  • Mar.06.2018: Presenters Paul Lewis and Rev Richard Coles fight BBC tax clawback. Campaign by 170 BBC presenters against the corporation's new tax crackdown. They are challenging how the corporation is imposing rules intended to limit the use of personal service companies (PSCs) to minimise tax liabilities. Some are being pursued for six-figure Income tax and National Insurance bills by HM Revenue and Customs on the grounds that they were in effect BBC employees while claiming to be freelancers. Many members of the group allege that they were pressured into setting up personal service companies by the BBC so that it could avoid making employer’s national insurance contributions. Matthew Moore, The Times.

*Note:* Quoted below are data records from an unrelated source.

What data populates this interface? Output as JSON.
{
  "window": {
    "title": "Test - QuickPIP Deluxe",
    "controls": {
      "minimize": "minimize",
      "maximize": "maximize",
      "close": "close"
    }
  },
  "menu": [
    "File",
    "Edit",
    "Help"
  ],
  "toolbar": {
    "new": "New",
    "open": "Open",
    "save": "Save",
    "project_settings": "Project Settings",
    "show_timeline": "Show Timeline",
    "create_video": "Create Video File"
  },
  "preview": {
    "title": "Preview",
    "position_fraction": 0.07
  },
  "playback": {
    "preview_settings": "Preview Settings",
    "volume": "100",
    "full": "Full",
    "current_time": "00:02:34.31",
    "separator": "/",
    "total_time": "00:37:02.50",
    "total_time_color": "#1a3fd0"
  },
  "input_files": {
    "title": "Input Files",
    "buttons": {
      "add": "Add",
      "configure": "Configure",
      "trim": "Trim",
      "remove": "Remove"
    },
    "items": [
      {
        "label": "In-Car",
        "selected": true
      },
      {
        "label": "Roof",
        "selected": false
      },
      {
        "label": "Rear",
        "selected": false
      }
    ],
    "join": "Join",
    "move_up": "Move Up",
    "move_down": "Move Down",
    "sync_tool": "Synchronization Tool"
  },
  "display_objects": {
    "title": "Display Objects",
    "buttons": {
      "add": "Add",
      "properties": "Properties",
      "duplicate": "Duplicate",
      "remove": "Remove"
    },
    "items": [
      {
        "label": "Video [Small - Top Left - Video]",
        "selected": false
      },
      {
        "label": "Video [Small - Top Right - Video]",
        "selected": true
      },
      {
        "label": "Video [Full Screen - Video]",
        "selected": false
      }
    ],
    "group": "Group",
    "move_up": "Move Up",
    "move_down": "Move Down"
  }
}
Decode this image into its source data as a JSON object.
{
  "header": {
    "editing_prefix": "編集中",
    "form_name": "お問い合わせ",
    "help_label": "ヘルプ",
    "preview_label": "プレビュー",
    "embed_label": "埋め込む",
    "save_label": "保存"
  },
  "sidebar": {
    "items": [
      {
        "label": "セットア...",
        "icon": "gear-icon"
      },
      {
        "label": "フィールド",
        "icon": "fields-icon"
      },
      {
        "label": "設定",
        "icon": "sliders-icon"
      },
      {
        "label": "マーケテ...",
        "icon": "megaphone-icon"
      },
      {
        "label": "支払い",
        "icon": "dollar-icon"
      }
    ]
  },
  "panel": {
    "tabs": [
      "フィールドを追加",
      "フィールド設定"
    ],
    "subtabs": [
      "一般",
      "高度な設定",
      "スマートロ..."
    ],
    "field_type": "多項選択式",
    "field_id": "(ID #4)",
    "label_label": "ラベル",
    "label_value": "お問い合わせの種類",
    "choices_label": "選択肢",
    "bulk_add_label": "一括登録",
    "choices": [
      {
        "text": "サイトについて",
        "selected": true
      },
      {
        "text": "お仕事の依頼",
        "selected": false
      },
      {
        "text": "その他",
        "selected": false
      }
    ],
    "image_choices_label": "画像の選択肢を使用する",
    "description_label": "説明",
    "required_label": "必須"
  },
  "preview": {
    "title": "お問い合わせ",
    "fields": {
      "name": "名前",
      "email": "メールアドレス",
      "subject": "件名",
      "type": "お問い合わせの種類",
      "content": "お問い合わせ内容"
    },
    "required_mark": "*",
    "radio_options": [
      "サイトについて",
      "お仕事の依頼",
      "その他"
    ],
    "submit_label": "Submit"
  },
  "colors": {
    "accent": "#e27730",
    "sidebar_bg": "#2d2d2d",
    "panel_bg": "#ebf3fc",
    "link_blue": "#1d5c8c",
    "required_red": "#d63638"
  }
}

  • Oct.27.2012: Jimmy Savile: BBC policy chief accused of misleading MPs. The BBC's crisis over Jimmy Savile has intensified after accusations that the corporation's head of editorial standards David Jordan knowingly misled parliament. He had issued inaccurate public statements concerning the nature of Newsnight's Jimmy Savile sex abuse investigation, but he did so before he had been told about the true nature of the programme by its producer, Meirion Jones. BBC sources say that his version is incorrect. They claim instead that Jordan repeated misleading statements about the programme's investigation after he had been warned by Jones that his account was wrong. Sources within the BBC newsroom said it was concerning that Jordan, who had sat alongside director general George Entwistle during last week's challenging Select Committee appearance, should have committed such an error. Although Entwistle has offered a "profound and heartfelt apology" to victims, a number of whom were allegedly abused on BBC premises, lawyers believe it does not go far enough. Meanwhile, the NSPCC said calls were still "coming in thick and fast" and showed little sign of abating. Child abuse lawyer Trevor Sterling added: "From what we've heard there were others working in association with Jimmy Savile; there have been many stories of people, for example, taking children to his dressing room. What's emerging now is the suggestion that there was a more formalised ring." His comments corroborate the latest findings from the National Association for People Abused in Childhood whose chief executive, Pete Saunders, described "an element of widespread organisation" regarding abuse at the BBC. Mark Townsend, Vanessa Thorpe, The Guardian.